Recast of aggregate loan worth R1,10,772 crore has failed since the corporate debt restructuring (CDR) cell was set up in 2001. This follows the failure of 12 recasts in August and September for an exposure of approximately R10,000 crore. Since inception, while the cell has approved loans worth R4 lakh crore, 97 companies with loans of R70,000 crore have successfully exited CDR.
Among the seven companies whose restructuring failed in August were Moser Baer India (R2,050 cr), Kudos Chemie (R1,900 cr), Surana Industries (R870 cr) and Rathi Steel & Power (R430 cr). In September, debt restructuring of five companies including Sujana Towers (R1,060 cr), Shiv-Vani Oil & Gas Exploration Services (R2,100 cr) and Indosolar (R790 cr), failed.

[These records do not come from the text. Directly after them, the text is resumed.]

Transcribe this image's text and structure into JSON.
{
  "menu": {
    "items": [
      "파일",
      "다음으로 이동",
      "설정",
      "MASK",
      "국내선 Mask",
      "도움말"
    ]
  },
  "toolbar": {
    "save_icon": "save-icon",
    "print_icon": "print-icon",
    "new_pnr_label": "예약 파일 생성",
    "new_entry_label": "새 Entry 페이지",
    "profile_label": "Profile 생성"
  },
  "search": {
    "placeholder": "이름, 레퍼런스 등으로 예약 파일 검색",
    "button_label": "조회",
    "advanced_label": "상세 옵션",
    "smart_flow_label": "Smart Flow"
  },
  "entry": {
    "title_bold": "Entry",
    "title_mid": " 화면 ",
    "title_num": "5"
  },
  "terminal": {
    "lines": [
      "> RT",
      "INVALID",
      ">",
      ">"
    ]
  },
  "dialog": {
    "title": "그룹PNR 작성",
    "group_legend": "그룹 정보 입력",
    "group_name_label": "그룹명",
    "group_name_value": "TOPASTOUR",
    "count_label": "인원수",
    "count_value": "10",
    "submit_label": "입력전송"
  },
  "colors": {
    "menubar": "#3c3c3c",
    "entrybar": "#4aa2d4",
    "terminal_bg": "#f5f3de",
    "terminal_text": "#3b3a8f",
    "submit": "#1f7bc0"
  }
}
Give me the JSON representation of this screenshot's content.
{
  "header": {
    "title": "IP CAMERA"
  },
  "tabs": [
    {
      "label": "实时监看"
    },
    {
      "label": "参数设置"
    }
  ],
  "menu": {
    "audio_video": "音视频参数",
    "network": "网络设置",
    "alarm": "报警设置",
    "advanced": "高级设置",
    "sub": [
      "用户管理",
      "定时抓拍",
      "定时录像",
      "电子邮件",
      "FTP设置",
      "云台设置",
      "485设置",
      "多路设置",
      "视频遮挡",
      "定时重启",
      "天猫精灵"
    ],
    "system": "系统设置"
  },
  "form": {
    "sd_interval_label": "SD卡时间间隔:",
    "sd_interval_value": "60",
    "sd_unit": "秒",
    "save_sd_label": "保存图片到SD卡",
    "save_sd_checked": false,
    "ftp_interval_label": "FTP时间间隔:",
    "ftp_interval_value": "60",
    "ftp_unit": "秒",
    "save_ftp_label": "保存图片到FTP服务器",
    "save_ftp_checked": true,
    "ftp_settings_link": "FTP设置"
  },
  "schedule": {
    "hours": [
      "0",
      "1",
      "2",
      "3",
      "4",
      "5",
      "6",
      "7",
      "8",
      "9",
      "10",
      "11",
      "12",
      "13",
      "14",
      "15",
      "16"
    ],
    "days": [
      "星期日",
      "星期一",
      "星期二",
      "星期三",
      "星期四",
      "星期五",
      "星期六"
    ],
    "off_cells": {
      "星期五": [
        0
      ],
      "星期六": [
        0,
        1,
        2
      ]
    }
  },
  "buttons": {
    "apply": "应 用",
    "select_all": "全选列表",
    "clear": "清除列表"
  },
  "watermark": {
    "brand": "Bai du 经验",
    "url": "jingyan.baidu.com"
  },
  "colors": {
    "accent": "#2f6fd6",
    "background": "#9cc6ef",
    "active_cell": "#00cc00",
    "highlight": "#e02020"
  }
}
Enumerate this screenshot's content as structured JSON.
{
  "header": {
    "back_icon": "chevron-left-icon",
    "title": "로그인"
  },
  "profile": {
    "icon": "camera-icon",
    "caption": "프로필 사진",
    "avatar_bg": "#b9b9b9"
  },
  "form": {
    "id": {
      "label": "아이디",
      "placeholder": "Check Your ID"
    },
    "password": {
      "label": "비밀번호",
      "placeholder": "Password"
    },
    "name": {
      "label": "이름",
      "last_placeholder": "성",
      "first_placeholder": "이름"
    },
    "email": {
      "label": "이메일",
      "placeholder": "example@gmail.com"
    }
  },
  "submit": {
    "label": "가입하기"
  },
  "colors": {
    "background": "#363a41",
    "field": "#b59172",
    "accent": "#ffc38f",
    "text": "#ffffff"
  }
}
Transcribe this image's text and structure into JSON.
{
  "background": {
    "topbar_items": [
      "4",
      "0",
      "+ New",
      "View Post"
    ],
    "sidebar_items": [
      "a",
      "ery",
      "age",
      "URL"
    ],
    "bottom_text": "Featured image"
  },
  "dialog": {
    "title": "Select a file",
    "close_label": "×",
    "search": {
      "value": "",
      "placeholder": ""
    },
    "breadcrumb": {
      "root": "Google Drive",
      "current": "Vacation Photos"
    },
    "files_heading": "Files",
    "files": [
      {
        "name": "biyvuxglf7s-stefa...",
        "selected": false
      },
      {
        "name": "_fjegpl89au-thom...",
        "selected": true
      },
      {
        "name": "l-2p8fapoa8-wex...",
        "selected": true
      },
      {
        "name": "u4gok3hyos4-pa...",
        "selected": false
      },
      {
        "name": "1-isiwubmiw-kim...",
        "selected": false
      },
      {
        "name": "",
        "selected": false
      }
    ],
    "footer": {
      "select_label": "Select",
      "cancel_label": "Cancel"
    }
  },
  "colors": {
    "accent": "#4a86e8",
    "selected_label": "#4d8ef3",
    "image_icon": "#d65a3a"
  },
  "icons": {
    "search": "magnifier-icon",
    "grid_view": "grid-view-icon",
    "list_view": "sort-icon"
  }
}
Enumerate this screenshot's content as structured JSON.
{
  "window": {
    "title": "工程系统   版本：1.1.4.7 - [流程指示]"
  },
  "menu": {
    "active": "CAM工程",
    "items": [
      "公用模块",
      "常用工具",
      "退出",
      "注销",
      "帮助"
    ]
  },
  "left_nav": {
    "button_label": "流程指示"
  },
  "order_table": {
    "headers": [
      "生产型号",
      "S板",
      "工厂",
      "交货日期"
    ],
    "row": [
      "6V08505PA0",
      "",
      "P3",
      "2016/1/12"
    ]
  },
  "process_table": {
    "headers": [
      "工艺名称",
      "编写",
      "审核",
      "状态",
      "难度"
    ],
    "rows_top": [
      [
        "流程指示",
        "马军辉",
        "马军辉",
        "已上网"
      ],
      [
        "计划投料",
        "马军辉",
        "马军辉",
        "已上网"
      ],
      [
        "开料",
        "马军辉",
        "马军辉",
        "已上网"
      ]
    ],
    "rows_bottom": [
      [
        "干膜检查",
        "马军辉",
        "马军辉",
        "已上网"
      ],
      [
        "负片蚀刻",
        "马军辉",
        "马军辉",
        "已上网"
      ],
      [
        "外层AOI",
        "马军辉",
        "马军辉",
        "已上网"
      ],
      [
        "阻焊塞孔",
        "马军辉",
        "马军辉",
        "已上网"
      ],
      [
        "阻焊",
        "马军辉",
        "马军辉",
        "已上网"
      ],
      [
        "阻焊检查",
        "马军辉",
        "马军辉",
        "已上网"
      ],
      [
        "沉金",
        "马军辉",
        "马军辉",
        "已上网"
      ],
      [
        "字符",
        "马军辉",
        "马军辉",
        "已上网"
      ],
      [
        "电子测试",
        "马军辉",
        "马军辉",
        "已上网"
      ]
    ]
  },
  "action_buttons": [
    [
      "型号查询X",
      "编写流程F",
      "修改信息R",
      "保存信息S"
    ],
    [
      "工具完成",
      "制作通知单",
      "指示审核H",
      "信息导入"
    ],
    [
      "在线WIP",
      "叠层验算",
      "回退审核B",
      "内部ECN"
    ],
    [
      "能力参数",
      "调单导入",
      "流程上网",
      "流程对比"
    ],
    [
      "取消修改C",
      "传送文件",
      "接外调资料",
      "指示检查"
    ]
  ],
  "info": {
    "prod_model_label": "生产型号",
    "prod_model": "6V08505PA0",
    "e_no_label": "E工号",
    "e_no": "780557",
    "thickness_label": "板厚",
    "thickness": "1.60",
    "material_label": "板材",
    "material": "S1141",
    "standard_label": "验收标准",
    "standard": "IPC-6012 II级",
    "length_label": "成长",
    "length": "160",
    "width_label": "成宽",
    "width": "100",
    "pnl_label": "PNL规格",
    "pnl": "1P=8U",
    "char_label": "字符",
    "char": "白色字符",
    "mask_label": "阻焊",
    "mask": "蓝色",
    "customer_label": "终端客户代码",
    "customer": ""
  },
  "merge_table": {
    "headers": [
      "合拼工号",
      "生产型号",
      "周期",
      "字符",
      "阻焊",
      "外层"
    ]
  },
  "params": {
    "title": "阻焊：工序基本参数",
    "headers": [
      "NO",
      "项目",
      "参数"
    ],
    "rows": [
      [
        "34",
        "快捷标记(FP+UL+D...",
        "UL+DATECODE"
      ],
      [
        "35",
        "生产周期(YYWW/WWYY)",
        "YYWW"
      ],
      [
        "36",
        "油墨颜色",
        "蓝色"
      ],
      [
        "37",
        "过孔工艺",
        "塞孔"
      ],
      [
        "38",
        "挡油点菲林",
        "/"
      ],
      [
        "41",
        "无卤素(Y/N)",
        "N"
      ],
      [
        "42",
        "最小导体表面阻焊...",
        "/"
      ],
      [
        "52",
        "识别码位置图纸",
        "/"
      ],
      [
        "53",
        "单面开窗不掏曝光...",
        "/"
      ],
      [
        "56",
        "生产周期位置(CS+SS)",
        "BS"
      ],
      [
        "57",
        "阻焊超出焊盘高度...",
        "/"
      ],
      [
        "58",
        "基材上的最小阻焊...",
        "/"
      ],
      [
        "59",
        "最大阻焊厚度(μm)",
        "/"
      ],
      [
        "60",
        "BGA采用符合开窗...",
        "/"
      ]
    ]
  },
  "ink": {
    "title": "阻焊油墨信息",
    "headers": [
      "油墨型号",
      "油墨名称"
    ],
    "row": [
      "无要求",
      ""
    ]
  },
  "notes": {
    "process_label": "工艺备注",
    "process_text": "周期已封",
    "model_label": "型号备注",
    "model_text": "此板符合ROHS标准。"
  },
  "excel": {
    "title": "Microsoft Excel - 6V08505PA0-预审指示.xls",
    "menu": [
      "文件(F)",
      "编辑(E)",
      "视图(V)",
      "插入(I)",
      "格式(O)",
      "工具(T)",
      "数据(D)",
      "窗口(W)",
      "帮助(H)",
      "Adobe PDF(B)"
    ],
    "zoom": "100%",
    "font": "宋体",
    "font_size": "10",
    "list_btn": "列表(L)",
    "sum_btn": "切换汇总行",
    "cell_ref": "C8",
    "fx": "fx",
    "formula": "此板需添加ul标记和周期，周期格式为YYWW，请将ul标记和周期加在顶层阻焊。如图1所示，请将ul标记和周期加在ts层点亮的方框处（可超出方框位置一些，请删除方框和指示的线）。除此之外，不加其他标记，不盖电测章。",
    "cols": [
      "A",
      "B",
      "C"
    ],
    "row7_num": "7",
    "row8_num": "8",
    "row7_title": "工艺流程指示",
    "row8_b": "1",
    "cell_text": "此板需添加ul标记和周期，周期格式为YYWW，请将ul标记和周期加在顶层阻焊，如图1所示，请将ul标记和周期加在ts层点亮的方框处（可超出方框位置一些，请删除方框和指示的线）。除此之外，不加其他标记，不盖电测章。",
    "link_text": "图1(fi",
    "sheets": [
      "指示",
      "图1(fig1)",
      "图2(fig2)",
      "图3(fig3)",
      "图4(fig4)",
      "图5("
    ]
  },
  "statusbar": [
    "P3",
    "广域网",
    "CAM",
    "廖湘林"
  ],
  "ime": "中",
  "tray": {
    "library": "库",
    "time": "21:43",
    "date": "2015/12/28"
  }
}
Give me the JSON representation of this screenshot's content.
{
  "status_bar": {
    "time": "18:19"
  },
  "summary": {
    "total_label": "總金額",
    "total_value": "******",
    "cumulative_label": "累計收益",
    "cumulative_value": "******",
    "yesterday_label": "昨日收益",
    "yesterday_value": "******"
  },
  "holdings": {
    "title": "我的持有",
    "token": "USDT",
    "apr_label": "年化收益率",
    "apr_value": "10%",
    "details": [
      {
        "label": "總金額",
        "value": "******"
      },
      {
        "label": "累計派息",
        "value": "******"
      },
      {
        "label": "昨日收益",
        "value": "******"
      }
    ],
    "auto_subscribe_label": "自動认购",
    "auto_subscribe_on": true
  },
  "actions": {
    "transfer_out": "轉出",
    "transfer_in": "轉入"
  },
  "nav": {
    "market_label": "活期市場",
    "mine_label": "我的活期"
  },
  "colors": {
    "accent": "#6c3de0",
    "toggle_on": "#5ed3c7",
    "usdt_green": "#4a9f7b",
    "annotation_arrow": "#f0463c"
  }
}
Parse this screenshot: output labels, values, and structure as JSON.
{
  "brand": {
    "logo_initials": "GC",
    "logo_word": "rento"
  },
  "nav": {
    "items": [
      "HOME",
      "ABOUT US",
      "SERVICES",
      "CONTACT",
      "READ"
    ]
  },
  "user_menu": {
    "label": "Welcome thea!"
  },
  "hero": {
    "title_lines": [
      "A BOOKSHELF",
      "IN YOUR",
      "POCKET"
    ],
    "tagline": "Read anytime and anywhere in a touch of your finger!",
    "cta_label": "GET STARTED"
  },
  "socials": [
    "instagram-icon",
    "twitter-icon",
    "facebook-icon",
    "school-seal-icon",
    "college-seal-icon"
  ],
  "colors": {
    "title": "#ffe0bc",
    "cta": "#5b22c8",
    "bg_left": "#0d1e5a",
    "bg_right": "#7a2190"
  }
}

Mythili Balasubramanian, chairman of the CDR cell, recently said that most packages fail because of promoters’ inability to comply with the CDR provisions. “Among the main reasons for restructuring not working out are the inability of promoters to infuse the requisite equity capital within the defined period and non-compliance to CDR agreement in pledging shares in favour of the consortium of lenders,” she said.
Restructuring schemes also often turn futile because promoters are unable to sell non-core assets to mobilise resources as promised. Balasubramanian said while the moratorium is generally maintained at two years, lenders need to estimate when the company is able to start servicing its debt. “If a company can’t generate sufficient cash flow even after 5 years of recast, then it is not viable to be recast,” she said, adding that moratorium is provided as stressed companies need a breather to ramp up production.
In 2014, four other companies, with total debt obligation of R14,000 crore that had been restructured to make it easier for them to repay loans, failed at the CDR cell.